It’s a false economy to undervalue expertise. You need to match the team to the complexity of the task, especially when you’re pioneering new terrain and a new site. Doing a ‘first’ is exciting, but it is significantly harder organisationally and the allocation for infrastructure is usually inherently higher. We know that expertise comes at a price whether it’s the team internally, freelancers or specialists we bring in. They deserve to be paid appropriately for the value they’re bringing, their experience, their relationships, and the cost-effectiveness of the speed they get from A to B.
Whilst Fyre may have paid a little more for experienced event organisers, it would have saved them millions in the long run (still not enough to keep the dream afloat, but millions none the less). How do you know the true cost of a stage if you’ve booked it through Google Search? And even the 20-something talent booker was fully aware he was paying twice as much as market rates for talent, but his lack of experience, reputation, and a looming deadline meant the agents had a field day. Maybe the agents too should have been more questioning. If it’s too good to be true, it usually is.
It’s the less sexy end of events but there seemed to be scant regard for health and safety, risk assessments, security, crowd flow, fire assessment, and so on, which should underpin everything. We should be grateful that more people weren’t hurt or there weren’t greater catastrophes beyond thefts and petty crime when the event turned from festival into an immersive re-enactment of ‘Lord of the Flies’ for rich kids. The bad weather immediately before the festival certainly exacerbated conditions, but usually would have been covered by a contingency plan and / or if the accommodation had been as sold rather than refugee tents.

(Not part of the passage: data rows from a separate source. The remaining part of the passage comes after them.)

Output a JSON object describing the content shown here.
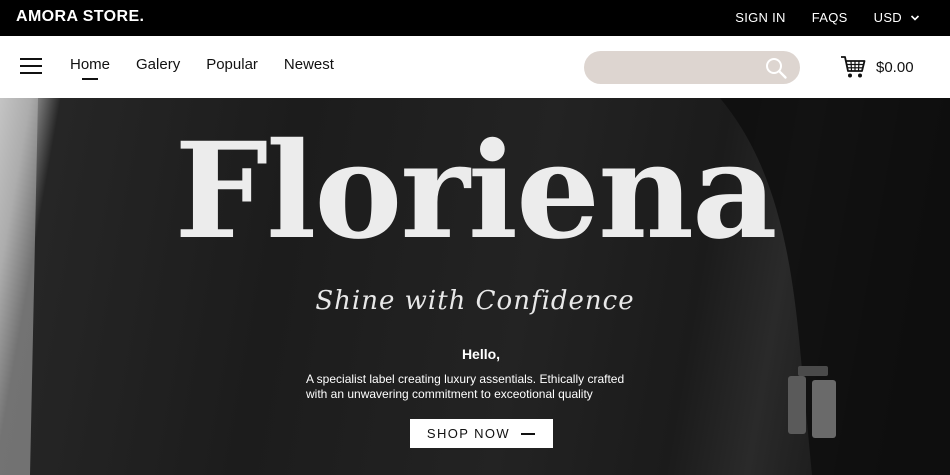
{
  "topbar": {
    "brand": "AMORA STORE.",
    "sign_in": "SIGN IN",
    "faqs": "FAQS",
    "currency": "USD",
    "currency_icon": "chevron-down-icon"
  },
  "nav": {
    "menu_icon": "hamburger-icon",
    "items": [
      {
        "label": "Home",
        "active": true
      },
      {
        "label": "Galery",
        "active": false
      },
      {
        "label": "Popular",
        "active": false
      },
      {
        "label": "Newest",
        "active": false
      }
    ],
    "search": {
      "placeholder": "",
      "value": "",
      "icon": "search-icon"
    },
    "cart": {
      "icon": "cart-icon",
      "total": "$0.00"
    }
  },
  "hero": {
    "title": "Floriena",
    "tagline": "Shine with Confidence",
    "greeting": "Hello,",
    "description_line1": "A specialist label creating luxury assentials. Ethically crafted",
    "description_line2": "with an unwavering commitment to exceotional quality",
    "cta_label": "SHOP NOW",
    "cta_icon": "arrow-right-icon"
  },
  "colors": {
    "topbar_bg": "#000000",
    "nav_bg": "#ffffff",
    "search_bg": "#ddd5d0",
    "hero_text": "#ececec"
  }
}
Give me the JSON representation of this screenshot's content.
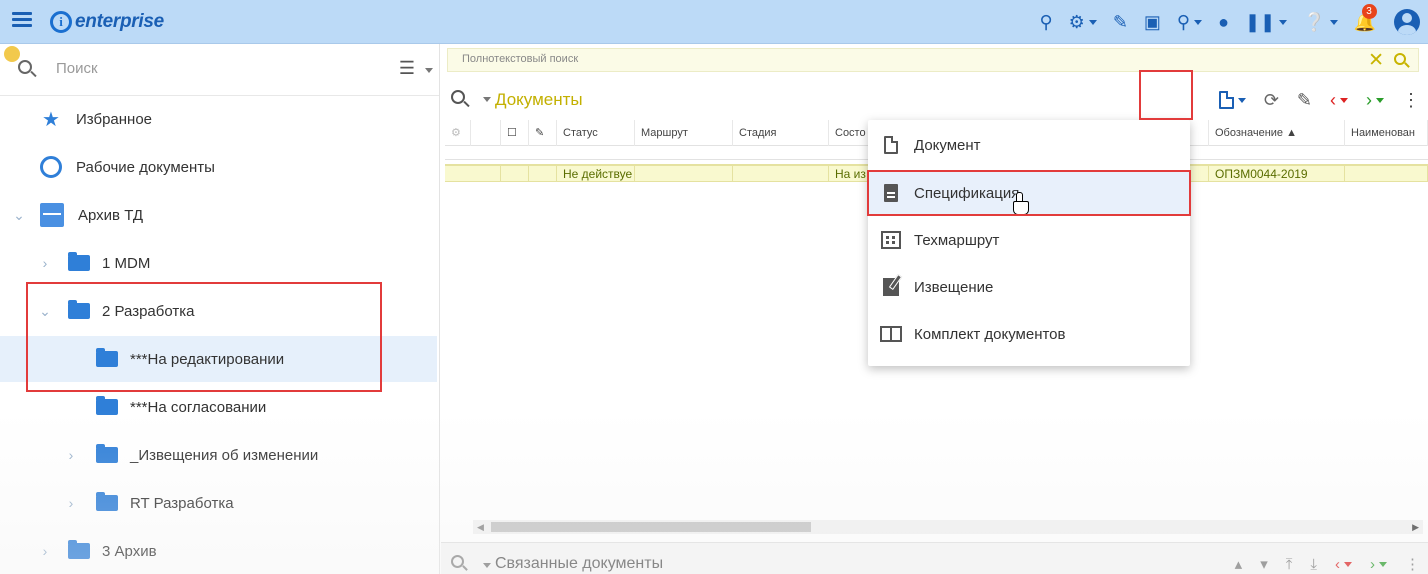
{
  "app": {
    "logo_text": "enterprise",
    "notification_count": "3"
  },
  "sidebar": {
    "search_placeholder": "Поиск",
    "items": [
      {
        "label": "Избранное"
      },
      {
        "label": "Рабочие документы"
      },
      {
        "label": "Архив ТД"
      },
      {
        "label": "1 MDM"
      },
      {
        "label": "2 Разработка"
      },
      {
        "label": "***На редактировании"
      },
      {
        "label": "***На согласовании"
      },
      {
        "label": "_Извещения об изменении"
      },
      {
        "label": "RT Разработка"
      },
      {
        "label": "3 Архив"
      }
    ]
  },
  "main": {
    "fulltext_placeholder": "Полнотекстовый поиск",
    "panel_title": "Документы",
    "columns": [
      "Статус",
      "Маршрут",
      "Стадия",
      "Состо",
      "Обозначение",
      "Наименован"
    ],
    "row": {
      "status": "Не действуе",
      "state": "На из",
      "designation": "ОПЗМ0044-2019"
    },
    "bottom_panel_title": "Связанные документы"
  },
  "create_menu": {
    "items": [
      {
        "label": "Документ",
        "icon": "document-icon"
      },
      {
        "label": "Спецификация",
        "icon": "specification-icon"
      },
      {
        "label": "Техмаршрут",
        "icon": "route-icon"
      },
      {
        "label": "Извещение",
        "icon": "notice-icon"
      },
      {
        "label": "Комплект документов",
        "icon": "document-set-icon"
      }
    ],
    "highlighted": "Спецификация"
  },
  "colors": {
    "topbar": "#bcdaf7",
    "brand": "#1a5fb4",
    "title_accent": "#c3b000",
    "highlight_box": "#e23b3b"
  }
}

Philip Larkin’s poem ‘Ambulances’ muses on how when we hear the siren of an ambulance we can’t think of others mortality without thinking of our own. Maybe Netflix’s Fyre Festival documentary is the event organisers’ ‘Ambulances’. We can’t help watching without breaking into a sweat by thinking of what would happen if we ever ignored the basics of event management and found ourselves in that position. We should never be complacent but, thankfully, as an industry we aspire to be – and are – better than Fyre.